The image below is a summary of work done to understand what underpins the alleged “Glasgow effect”, from a presentation (second from the bottom on that page) by Dr. David Walsh of the Glasgow Centre for Population Health. I find it a really effective reminder not only the complexity of the economics/health connection, but also the vital importance of understanding a place’s history. Different kinds of data can act as individual lenses, with their own distortions and blind spots – but data alone isn’t insight. We have to piece that together from as many knowledge sources as we can, including learning how past events led us to where we are.

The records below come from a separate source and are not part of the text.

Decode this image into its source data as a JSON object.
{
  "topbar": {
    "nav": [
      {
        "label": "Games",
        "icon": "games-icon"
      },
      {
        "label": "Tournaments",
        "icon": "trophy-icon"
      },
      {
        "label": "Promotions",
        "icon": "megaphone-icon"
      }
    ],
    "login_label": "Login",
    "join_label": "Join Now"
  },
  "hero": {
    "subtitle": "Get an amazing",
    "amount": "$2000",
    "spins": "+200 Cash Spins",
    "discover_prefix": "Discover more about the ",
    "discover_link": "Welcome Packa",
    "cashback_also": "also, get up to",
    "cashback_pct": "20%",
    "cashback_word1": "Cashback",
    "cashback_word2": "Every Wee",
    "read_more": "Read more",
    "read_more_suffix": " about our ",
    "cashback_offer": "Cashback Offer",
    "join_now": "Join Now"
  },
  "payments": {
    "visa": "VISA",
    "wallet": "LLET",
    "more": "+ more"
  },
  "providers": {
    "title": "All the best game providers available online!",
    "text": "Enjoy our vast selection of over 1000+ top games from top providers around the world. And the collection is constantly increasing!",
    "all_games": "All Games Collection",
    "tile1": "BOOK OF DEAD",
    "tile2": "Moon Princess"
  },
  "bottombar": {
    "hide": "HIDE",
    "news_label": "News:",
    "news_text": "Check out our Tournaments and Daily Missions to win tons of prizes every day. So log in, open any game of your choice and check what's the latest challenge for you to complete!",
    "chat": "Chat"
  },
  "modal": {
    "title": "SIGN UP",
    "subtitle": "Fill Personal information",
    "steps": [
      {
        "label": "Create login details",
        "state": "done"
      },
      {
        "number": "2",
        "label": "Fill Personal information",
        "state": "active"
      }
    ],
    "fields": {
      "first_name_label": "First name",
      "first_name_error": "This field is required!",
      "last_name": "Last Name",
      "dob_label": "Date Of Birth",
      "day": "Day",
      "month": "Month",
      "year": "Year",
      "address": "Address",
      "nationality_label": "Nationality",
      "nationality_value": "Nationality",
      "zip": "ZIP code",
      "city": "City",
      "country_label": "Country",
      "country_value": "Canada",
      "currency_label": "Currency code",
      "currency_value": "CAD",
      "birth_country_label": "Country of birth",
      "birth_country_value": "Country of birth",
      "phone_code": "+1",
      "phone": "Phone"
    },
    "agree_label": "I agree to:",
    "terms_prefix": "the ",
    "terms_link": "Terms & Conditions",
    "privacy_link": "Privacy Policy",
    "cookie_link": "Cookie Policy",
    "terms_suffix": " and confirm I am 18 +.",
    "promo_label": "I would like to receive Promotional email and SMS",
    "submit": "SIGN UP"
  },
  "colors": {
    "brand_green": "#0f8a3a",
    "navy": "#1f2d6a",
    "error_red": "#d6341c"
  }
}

The same is true for understanding how spatial economics underpins thriving (or struggling) places. As I tried to get across in our energy policy paper, there’s still a lot we don’t fully understand about how the wiring of spatial economies work – again, with data and theory giving only partial glimpses of the reality – and yet the issues we face are as intense as they’ve ever been, with a cost of living crisis and pandemic recovery piled on top of trying to figure out how to rewire spatial economies for zero carbon. Definitive answers are unlikely to be imminent; that paper stole an old Zapatista saying: we have to ‘walk asking‘.

So we need things to ask while we walk, and one of my favourite ways to find fresh questions has always been… old books. They’re full of the best questions – it’s just that they tend to drop out of fashion rather than ever be resolved. Everything circles round. I was reminded of this after my first visit to the incredible, labyrinthine Scarthin Books in Cromford recently. The shop left me no choice but to buy a bunch of old economics books… In Peter Donaldson’s populariser, ‘a Guide to the British Economy’ (1971), he notes that faith in nineteenth century laissez-faire economics was shattered in the 1930s depression, before saying:

Economics today is more interesting than ever before, because we now realise that the economy is neither an automatic mechanism which can safely be left to chug smoothly along its own optimal path, nor governed by blind and unpredictable forces over which we can have no control. Its proper behaviour can only be secured by deliberate manipulation, and developments in economic theory have indicated some of the basic techniques necessary for this purpose.

Of course, things took a rather different course later in the 70s… but we find ourselves asking the same questions again. What level of control do we have? What levers do we have? Can we make new levers regionally, locally? How? What role can and do data and evidence play in all this? Questions of some practical importance as well as theoretical intrigue, but in the meantime, there’s some actual nuts and bolts spatial economic data analysis to be done – hopefully I can write about that in more detail soon.

And more ramblings to come about the questions. This post looks at some of those ideas that Donaldson thought had died, resurfacing in the 70s and still swirling about in odd places, if of interest – note how it connects to evidence-based decision making (all the stuff about ‘planners promising utopias’).

Oh and p.s. – check out Alfred Marshall’s excellent list of questions for economics from 1895; how many of those have been resolved versus just gone out of fashion?